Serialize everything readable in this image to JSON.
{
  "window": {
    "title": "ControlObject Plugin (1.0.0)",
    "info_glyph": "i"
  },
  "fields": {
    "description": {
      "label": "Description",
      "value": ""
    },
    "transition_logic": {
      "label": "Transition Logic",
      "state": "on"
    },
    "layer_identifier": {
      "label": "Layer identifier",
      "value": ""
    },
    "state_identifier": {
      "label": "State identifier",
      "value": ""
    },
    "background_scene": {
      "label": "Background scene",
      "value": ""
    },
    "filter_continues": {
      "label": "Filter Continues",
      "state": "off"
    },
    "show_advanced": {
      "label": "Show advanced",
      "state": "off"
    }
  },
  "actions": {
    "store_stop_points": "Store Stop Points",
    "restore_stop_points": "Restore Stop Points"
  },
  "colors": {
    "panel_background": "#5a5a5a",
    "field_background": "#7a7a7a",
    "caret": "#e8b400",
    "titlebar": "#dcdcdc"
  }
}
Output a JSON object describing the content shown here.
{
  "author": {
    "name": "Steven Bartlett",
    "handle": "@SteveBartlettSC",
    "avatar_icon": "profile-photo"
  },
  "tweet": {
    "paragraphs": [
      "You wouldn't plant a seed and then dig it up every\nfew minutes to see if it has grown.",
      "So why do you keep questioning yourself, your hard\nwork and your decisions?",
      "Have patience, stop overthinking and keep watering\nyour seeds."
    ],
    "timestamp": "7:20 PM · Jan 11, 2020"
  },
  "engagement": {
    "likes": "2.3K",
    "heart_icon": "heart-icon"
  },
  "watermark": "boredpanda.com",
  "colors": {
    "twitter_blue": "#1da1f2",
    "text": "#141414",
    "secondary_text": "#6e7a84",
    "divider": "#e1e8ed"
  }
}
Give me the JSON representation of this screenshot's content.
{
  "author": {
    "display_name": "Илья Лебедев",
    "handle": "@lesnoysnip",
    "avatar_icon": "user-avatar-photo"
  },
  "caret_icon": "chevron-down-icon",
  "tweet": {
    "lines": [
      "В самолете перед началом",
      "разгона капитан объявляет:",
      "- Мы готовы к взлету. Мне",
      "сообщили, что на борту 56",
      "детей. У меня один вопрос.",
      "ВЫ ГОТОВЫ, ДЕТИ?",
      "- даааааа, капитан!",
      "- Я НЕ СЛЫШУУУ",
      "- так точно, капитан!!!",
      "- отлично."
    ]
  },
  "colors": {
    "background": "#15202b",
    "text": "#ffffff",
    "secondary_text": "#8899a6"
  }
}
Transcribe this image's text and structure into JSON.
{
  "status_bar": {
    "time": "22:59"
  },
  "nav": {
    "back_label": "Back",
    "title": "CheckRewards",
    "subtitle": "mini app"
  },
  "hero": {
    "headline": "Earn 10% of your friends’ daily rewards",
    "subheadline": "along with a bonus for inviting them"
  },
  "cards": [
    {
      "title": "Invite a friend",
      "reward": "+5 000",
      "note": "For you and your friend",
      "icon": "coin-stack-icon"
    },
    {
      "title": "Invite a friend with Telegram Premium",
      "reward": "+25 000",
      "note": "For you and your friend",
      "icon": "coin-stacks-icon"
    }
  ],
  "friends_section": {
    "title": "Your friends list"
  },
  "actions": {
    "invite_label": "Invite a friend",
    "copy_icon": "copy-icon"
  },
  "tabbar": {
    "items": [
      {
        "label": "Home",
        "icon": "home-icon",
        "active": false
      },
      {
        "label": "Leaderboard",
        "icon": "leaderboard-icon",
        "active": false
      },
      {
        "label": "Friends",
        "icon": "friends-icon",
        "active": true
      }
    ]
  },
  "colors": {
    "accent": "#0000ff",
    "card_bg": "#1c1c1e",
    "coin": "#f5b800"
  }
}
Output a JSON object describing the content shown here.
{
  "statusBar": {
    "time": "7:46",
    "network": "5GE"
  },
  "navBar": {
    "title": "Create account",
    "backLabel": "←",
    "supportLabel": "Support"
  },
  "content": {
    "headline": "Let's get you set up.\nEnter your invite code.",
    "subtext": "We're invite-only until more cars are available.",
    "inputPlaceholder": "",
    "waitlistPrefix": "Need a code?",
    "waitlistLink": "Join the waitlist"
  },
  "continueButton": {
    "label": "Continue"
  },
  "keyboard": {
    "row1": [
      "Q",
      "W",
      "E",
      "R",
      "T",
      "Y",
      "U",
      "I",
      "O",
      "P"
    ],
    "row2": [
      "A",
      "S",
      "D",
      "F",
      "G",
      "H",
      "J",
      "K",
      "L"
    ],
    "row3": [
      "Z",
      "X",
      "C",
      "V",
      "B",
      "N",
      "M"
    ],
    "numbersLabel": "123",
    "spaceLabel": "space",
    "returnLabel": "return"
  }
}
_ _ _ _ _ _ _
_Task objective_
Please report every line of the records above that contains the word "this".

_Exercise response_
Serialize everything readable in this image to JSON.
Give me the JSON representation of this screenshot's content.
Transcribe this image's text and structure into JSON.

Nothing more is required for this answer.